Of THE FUTURE, İlhan Sami Çomak says:
“…Justice will surely be served when I am freed as soon as possible, when I no longer have to sleep in this prison – not even another night – when I get to live a simple life with my loved ones, my family, when I do not spend springs inside, when I can be side by side with the people I love, and when we are given an opportunity and allowed to forget our past suffering.

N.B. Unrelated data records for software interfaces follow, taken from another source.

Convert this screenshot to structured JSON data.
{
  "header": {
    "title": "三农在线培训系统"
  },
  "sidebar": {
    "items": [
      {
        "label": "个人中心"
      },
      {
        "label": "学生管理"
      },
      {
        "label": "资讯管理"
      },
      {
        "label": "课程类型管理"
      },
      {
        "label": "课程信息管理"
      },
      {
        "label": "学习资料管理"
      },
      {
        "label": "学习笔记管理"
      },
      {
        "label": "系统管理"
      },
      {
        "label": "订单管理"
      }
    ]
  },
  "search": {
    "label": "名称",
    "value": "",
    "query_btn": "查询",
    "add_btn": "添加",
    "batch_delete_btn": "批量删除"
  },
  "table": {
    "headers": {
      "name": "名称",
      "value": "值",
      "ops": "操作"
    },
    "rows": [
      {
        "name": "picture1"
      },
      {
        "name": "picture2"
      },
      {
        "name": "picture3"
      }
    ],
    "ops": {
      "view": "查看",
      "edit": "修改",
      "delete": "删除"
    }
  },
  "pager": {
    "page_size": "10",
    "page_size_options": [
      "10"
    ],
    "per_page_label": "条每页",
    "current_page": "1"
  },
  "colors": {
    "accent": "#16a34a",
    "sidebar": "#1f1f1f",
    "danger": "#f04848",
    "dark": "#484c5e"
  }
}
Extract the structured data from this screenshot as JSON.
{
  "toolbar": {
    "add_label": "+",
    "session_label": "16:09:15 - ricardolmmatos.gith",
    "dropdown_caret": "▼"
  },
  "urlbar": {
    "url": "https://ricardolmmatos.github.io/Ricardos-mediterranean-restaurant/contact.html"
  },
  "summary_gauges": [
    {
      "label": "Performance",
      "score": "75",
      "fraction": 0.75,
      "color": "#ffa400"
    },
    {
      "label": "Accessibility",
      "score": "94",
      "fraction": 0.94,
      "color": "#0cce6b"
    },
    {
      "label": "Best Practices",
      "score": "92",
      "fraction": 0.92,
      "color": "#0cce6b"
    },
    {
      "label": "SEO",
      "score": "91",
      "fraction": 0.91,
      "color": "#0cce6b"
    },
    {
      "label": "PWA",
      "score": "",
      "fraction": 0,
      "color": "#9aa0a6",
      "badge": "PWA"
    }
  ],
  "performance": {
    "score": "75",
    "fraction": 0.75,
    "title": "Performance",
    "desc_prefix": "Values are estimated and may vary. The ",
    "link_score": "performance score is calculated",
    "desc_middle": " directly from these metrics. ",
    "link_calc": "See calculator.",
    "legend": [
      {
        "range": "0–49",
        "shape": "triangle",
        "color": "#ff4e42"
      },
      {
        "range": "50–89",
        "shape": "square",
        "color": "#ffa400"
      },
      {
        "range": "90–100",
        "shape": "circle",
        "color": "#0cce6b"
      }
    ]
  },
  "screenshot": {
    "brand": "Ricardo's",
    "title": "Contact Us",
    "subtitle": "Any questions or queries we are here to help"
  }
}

“I did not do anything to be pardoned for, I am not in prison because I committed a crime. The mere fact that the ECtHR requested a retrial for me shows that my trial, and this punishment to which I was sentenced, was unjust. The fact that I was once again sentenced to life in prison while my innocence was so obvious during my retrial is simply a repetition of the injustice I suffered. So I do not expect a pardon but a remedy of this injustice, this lawlessness I suffered. I expect the Constitutional Court to rule in my favour and an end to this 26-year-long lawlessness. This is the only way justice can be served.”
“… I want this cruelty, this lawlessness to come to an end already.”
Compare the words spoken above (“Creativity cracks walls; it penetrates at any cost, renews its determination to flow freely!”) with the statements of any politician recently, in particular those from the current batch of extremists we are burdened with internationally, and ask yourself where, amid all the smoke and mirrors of our contemporary age… the future of humankind lies…
…lest we forget.
Image of İlhan Sami Çomak: From https://www.youtube.com/watch?v=GScTqB5HaVg (“fair use”)
10 Poems by İlhan Sami Çomak
“A documentary on the life of the poet İlhan Çomak and the injustices he has suffered”
Gönderen: İlhan Sami Çomak (English subs)